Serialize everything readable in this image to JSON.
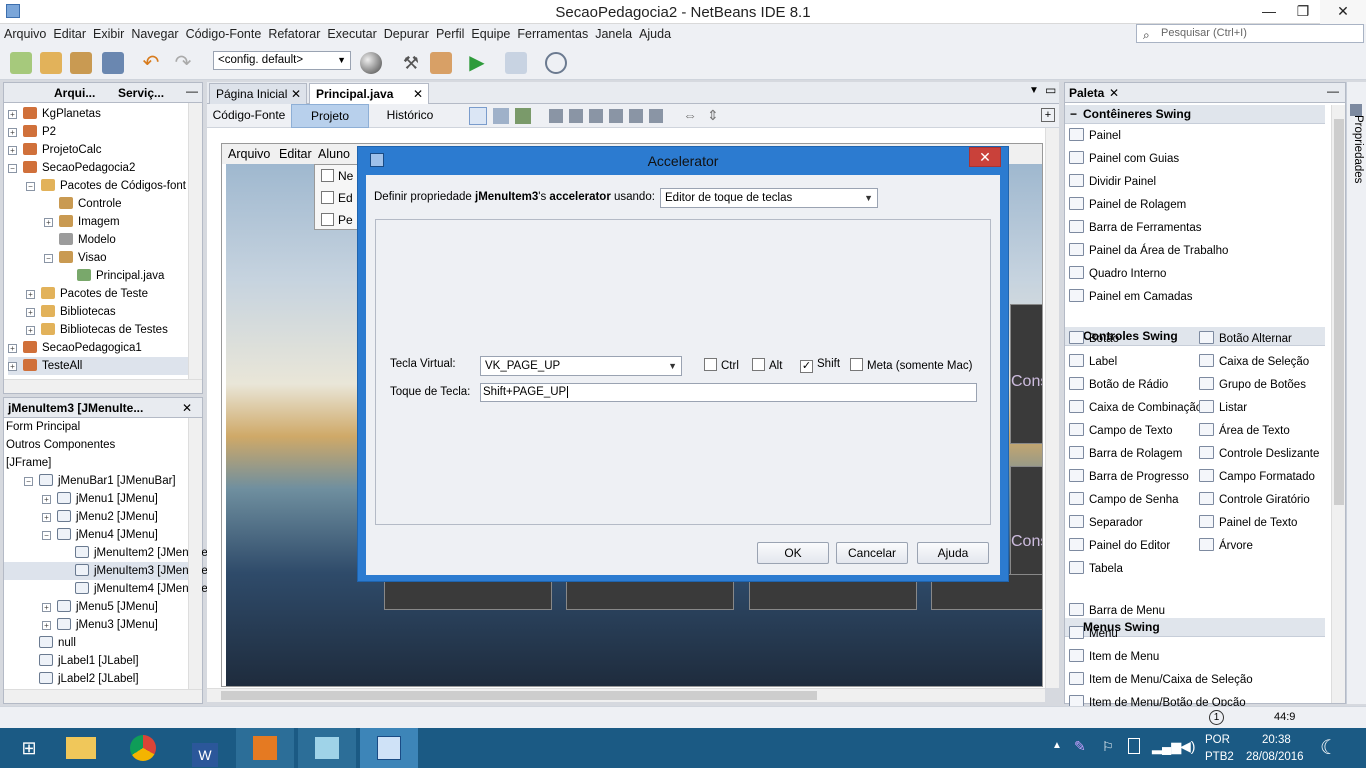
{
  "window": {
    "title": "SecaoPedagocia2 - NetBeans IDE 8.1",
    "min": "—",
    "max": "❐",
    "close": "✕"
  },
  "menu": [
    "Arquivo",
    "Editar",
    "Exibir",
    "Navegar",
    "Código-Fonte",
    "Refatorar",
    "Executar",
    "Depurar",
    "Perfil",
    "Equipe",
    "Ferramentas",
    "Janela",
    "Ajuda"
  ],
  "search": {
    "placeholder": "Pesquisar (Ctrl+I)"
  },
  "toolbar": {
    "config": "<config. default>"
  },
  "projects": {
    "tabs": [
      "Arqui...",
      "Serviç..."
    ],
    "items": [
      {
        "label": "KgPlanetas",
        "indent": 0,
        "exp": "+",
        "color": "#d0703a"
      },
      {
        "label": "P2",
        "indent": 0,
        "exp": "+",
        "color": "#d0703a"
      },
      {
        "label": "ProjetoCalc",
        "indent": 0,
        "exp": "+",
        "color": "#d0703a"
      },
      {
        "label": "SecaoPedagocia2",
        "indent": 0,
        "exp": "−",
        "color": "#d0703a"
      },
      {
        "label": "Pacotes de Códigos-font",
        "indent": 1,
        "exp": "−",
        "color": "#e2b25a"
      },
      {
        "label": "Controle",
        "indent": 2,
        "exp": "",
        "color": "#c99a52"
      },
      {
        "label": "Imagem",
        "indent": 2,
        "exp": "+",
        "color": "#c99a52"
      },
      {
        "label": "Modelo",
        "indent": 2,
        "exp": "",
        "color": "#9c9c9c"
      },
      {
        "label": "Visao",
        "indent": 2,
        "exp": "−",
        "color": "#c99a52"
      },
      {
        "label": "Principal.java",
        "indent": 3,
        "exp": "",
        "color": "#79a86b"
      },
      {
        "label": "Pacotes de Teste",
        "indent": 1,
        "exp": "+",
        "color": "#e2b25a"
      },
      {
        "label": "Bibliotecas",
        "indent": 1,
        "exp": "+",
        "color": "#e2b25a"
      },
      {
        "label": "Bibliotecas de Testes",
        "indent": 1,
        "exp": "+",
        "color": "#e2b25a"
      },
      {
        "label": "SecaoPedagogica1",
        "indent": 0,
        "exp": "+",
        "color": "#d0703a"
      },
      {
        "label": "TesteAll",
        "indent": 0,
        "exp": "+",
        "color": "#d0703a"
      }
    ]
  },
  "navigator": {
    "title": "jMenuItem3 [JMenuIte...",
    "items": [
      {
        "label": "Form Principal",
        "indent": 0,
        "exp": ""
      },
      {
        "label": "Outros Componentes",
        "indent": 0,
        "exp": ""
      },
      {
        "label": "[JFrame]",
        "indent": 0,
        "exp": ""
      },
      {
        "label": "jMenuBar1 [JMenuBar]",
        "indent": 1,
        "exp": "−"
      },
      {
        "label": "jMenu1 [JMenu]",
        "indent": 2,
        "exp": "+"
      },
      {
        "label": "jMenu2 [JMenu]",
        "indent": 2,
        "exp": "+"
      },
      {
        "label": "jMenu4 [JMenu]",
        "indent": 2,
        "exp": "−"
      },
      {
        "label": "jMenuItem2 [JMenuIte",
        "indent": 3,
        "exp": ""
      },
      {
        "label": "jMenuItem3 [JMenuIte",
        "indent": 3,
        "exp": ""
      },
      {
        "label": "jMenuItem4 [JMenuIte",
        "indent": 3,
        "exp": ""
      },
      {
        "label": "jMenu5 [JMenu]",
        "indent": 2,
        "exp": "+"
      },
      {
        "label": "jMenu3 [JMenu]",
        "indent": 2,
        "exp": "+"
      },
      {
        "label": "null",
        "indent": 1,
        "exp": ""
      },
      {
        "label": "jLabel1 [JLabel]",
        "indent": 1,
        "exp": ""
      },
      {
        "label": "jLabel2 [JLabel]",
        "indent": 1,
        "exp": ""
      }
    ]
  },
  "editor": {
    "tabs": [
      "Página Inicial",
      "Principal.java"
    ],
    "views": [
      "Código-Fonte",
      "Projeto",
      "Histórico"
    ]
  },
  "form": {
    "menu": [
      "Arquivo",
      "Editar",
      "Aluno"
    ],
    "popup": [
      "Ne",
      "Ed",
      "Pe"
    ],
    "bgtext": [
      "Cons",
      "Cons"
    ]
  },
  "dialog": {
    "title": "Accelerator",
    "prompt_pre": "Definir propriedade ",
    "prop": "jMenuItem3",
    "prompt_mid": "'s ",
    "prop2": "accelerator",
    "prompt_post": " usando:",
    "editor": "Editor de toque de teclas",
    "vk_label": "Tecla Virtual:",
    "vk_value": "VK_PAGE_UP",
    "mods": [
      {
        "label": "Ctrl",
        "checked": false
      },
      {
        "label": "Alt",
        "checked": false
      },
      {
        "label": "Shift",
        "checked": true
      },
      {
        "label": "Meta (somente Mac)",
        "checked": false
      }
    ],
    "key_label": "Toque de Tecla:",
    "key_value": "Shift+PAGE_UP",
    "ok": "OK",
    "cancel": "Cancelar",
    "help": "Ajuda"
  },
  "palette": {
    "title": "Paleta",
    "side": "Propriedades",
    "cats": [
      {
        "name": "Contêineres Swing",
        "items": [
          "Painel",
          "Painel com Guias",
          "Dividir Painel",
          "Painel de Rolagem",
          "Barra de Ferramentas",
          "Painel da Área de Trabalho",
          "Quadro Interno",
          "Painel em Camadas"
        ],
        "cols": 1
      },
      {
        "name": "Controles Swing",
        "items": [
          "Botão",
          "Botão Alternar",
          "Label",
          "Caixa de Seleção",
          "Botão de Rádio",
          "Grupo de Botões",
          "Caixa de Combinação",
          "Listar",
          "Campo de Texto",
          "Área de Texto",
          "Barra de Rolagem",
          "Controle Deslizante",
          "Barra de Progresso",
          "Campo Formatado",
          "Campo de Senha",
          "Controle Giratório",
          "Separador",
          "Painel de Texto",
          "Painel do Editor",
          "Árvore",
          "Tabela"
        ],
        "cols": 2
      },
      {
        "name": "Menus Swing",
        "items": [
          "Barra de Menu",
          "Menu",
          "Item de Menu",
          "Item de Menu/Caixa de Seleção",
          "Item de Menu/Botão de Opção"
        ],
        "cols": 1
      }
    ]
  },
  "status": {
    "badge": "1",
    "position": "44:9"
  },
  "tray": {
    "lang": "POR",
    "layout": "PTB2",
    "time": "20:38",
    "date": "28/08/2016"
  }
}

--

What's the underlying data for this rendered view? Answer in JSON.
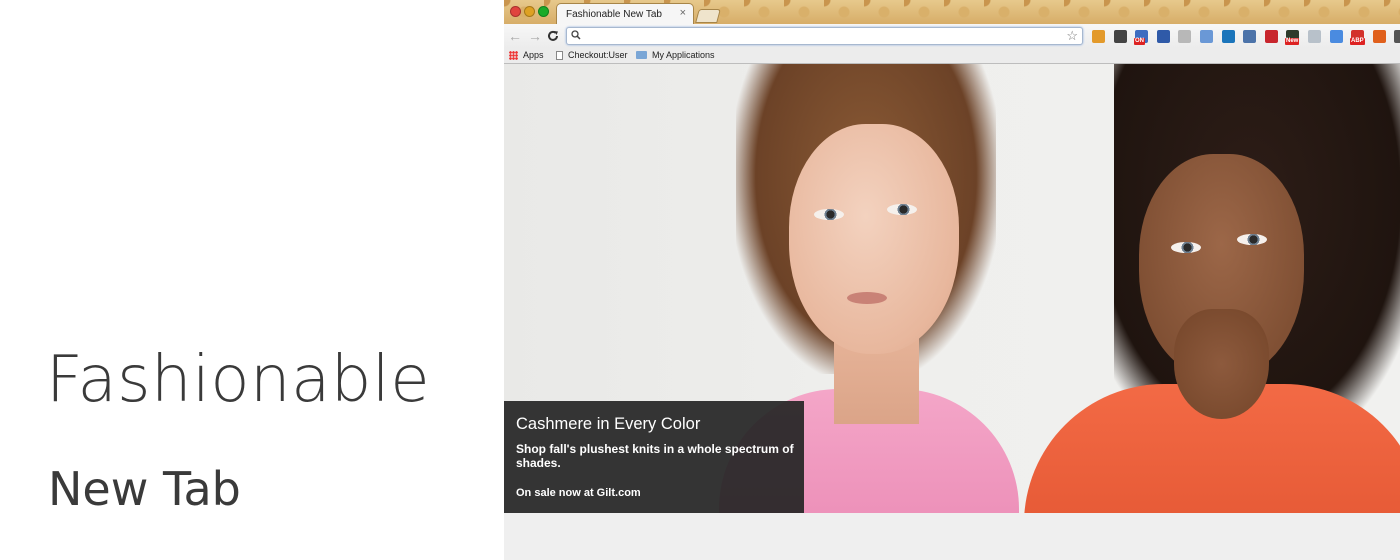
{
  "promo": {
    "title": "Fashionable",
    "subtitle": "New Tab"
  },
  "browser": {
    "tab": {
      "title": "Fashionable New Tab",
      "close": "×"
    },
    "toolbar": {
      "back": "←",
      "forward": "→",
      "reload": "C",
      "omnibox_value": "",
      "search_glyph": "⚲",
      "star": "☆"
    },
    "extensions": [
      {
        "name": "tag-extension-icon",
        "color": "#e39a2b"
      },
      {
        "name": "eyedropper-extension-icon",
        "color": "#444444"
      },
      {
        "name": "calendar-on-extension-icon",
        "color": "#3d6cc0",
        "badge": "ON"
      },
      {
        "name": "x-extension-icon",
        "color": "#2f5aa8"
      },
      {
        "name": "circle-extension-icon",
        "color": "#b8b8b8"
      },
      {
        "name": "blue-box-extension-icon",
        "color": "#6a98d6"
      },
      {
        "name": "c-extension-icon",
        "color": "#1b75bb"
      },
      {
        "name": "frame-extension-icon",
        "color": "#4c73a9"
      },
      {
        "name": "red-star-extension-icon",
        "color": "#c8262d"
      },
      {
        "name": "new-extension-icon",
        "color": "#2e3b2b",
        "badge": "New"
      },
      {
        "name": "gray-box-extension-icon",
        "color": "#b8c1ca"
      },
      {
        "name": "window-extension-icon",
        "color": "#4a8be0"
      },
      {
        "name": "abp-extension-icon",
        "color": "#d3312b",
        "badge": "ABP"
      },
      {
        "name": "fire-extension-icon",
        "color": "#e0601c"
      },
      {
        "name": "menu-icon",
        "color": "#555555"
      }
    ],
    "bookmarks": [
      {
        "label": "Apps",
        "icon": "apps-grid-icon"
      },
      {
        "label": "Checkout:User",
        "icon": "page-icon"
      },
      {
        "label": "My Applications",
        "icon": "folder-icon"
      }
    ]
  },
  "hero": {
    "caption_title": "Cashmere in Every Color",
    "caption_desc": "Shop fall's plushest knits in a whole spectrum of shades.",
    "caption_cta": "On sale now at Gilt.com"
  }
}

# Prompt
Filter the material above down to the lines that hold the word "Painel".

# Answer space
          "Painel",
          "Painel com Guias",
          "Dividir Painel",
          "Painel de Rolagem",
          "Painel da Área de Trabalho",
          "Painel em Camadas"
          "Painel de Texto",
          "Painel do Editor",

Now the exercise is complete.